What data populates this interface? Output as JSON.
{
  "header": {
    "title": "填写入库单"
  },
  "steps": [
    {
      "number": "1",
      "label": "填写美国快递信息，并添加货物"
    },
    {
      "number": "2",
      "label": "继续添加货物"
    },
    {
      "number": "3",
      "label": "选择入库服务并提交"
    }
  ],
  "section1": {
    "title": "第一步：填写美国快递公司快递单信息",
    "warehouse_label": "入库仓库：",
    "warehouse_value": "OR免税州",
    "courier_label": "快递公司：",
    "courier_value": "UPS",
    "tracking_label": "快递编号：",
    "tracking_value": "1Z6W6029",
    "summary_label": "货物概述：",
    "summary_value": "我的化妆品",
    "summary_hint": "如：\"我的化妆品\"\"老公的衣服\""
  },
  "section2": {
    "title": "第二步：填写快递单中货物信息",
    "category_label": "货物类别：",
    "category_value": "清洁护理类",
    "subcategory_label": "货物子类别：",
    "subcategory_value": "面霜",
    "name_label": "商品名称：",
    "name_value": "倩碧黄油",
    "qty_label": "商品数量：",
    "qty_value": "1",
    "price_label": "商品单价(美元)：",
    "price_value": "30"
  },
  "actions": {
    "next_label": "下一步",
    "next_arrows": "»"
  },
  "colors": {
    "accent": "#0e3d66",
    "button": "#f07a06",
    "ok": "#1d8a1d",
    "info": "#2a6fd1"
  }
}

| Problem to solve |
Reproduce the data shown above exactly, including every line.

| Written answer |
What data populates this interface? Output as JSON.
{
  "header": {
    "title": "填写入库单"
  },
  "steps": [
    {
      "number": "1",
      "label": "填写美国快递信息，并添加货物"
    },
    {
      "number": "2",
      "label": "继续添加货物"
    },
    {
      "number": "3",
      "label": "选择入库服务并提交"
    }
  ],
  "section1": {
    "title": "第一步：填写美国快递公司快递单信息",
    "warehouse_label": "入库仓库：",
    "warehouse_value": "OR免税州",
    "courier_label": "快递公司：",
    "courier_value": "UPS",
    "tracking_label": "快递编号：",
    "tracking_value": "1Z6W6029",
    "summary_label": "货物概述：",
    "summary_value": "我的化妆品",
    "summary_hint": "如：\"我的化妆品\"\"老公的衣服\""
  },
  "section2": {
    "title": "第二步：填写快递单中货物信息",
    "category_label": "货物类别：",
    "category_value": "清洁护理类",
    "subcategory_label": "货物子类别：",
    "subcategory_value": "面霜",
    "name_label": "商品名称：",
    "name_value": "倩碧黄油",
    "qty_label": "商品数量：",
    "qty_value": "1",
    "price_label": "商品单价(美元)：",
    "price_value": "30"
  },
  "actions": {
    "next_label": "下一步",
    "next_arrows": "»"
  },
  "colors": {
    "accent": "#0e3d66",
    "button": "#f07a06",
    "ok": "#1d8a1d",
    "info": "#2a6fd1"
  }
}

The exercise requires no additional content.